ABOUT THIS EXERCISE>
I'd like the number of lines in the material below that include the word "time", written with no other text.

RECORDED INFORMATION>

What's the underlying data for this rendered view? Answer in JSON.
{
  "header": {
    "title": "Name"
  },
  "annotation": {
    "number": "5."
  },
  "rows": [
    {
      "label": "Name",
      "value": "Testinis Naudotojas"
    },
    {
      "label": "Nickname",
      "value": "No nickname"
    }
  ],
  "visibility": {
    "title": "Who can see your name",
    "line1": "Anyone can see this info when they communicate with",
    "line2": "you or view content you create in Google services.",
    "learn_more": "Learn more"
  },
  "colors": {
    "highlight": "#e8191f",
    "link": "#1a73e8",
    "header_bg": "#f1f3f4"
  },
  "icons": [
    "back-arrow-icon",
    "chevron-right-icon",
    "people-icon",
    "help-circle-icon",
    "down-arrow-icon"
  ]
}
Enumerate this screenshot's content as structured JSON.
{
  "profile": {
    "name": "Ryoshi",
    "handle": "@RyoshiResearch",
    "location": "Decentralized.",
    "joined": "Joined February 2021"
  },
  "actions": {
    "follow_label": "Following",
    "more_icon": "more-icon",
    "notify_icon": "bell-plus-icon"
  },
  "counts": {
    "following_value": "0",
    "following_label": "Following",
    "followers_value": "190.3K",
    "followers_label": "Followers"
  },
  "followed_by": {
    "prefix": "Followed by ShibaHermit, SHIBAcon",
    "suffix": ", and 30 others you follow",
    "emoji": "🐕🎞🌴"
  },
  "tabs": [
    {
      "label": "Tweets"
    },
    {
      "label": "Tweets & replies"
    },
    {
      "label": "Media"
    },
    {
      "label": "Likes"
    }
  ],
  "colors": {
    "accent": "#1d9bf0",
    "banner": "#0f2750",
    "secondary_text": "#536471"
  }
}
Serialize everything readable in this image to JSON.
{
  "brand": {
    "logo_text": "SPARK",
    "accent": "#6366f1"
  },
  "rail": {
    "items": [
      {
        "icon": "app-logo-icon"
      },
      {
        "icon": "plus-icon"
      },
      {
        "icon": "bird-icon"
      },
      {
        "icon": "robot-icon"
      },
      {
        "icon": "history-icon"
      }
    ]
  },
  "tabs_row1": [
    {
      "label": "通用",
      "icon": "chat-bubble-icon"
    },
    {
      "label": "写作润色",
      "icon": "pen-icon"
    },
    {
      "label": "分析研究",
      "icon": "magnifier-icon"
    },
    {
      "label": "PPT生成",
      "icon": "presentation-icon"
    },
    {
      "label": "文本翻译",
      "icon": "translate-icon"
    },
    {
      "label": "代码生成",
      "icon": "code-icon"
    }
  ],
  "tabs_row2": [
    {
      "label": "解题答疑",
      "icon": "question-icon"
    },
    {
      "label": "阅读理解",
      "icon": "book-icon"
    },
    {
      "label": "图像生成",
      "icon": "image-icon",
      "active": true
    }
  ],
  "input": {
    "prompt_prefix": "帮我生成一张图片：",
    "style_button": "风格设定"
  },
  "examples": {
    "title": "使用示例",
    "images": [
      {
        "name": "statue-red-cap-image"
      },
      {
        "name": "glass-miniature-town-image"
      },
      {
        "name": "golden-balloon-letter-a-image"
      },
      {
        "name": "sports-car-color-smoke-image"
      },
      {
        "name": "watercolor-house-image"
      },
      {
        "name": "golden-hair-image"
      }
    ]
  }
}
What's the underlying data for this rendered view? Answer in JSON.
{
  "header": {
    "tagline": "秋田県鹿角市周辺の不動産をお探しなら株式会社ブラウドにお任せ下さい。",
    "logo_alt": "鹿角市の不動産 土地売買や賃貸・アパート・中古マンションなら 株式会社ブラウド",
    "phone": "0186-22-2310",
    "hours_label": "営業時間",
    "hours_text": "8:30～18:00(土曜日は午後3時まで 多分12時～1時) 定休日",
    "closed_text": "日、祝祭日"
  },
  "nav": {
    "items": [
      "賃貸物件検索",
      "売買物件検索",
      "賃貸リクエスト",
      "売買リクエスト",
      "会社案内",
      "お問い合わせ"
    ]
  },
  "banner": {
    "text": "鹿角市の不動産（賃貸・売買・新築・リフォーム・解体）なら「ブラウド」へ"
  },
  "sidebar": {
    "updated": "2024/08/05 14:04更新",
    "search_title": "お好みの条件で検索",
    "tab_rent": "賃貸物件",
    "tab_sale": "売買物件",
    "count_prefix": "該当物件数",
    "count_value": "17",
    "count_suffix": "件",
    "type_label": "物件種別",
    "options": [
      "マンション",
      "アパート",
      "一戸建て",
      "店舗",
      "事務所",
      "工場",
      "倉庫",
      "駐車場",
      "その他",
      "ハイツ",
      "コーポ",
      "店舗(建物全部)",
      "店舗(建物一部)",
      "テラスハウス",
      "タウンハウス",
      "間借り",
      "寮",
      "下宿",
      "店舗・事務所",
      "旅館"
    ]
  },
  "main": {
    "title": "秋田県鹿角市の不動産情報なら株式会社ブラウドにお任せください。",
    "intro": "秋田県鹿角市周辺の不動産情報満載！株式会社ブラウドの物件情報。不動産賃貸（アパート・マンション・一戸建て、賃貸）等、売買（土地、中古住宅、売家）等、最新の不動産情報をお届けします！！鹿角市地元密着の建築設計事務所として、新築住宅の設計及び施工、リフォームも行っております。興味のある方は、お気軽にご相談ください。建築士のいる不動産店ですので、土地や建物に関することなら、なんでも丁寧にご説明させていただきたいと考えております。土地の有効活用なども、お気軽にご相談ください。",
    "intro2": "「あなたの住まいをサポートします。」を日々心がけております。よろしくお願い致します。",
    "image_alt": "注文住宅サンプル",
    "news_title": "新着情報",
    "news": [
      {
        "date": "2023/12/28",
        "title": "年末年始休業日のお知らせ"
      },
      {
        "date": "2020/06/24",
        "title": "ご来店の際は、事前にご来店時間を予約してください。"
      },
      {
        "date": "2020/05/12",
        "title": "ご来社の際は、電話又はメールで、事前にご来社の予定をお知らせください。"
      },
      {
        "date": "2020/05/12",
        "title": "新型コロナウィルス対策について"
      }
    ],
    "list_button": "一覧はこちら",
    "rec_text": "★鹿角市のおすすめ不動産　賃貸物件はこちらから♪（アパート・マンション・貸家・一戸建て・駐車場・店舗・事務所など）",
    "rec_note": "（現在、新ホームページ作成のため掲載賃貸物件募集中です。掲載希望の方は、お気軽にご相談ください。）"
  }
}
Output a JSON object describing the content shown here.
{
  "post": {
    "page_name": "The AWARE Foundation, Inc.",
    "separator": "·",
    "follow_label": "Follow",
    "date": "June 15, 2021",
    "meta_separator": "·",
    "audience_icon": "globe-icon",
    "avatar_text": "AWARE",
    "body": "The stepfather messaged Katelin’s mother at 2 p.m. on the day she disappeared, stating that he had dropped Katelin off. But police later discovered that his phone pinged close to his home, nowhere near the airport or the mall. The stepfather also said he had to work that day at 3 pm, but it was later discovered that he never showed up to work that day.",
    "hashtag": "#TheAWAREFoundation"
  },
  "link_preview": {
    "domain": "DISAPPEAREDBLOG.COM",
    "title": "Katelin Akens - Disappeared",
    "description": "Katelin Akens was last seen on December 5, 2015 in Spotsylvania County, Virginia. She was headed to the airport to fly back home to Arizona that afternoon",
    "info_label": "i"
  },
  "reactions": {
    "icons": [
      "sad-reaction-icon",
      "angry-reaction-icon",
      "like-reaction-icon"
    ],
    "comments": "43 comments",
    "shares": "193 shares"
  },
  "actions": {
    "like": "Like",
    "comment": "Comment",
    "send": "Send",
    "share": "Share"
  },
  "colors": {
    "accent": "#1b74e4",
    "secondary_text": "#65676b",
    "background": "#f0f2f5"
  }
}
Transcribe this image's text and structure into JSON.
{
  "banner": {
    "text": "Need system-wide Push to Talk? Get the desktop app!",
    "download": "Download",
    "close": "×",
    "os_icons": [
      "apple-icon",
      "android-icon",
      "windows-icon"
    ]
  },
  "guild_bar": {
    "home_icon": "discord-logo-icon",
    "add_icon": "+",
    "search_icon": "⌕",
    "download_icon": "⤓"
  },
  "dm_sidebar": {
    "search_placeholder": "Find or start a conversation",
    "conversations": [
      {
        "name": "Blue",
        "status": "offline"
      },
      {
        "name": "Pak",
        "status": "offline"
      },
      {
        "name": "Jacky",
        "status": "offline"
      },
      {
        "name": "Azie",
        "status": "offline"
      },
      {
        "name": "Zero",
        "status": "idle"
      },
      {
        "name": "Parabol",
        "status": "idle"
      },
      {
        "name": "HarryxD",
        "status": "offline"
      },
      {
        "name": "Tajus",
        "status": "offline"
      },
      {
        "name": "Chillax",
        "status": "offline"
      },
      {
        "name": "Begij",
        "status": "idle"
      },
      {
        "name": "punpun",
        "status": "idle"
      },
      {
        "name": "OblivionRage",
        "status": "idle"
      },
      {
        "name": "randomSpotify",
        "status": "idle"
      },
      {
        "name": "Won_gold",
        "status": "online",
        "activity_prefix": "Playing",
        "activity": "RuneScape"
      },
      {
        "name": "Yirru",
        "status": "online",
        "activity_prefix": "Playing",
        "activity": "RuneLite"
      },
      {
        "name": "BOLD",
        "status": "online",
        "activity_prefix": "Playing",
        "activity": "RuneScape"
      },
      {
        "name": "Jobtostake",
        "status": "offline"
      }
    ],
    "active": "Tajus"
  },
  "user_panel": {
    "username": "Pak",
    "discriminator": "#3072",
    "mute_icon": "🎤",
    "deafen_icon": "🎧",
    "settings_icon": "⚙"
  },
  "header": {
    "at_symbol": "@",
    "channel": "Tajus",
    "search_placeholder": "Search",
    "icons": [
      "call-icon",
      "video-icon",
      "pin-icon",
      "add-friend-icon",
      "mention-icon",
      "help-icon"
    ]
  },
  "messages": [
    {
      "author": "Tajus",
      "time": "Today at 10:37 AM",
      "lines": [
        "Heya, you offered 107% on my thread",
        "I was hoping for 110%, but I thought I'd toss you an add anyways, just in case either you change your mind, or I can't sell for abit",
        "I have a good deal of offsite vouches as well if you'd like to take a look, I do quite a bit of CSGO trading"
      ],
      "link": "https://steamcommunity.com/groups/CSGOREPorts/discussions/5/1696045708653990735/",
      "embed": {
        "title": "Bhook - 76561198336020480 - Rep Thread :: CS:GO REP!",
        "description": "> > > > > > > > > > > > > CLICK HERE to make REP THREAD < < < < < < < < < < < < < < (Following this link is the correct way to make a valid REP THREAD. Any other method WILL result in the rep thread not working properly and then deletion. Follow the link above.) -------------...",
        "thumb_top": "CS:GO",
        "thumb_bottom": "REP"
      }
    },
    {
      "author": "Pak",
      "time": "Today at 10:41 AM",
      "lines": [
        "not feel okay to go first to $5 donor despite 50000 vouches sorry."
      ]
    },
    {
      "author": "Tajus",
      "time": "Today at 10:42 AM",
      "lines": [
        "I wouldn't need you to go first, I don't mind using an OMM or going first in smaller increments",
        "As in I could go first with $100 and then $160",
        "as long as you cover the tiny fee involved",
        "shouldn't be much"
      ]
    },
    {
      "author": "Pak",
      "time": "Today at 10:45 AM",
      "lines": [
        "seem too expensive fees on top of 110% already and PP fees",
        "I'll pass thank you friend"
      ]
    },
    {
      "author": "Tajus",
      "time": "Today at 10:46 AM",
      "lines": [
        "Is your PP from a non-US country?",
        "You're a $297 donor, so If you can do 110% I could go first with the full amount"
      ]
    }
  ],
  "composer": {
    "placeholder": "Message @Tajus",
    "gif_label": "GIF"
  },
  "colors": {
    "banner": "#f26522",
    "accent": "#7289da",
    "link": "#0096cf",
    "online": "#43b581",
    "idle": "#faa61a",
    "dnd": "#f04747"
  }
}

RESPONSE TO THIS EXERCISE>
5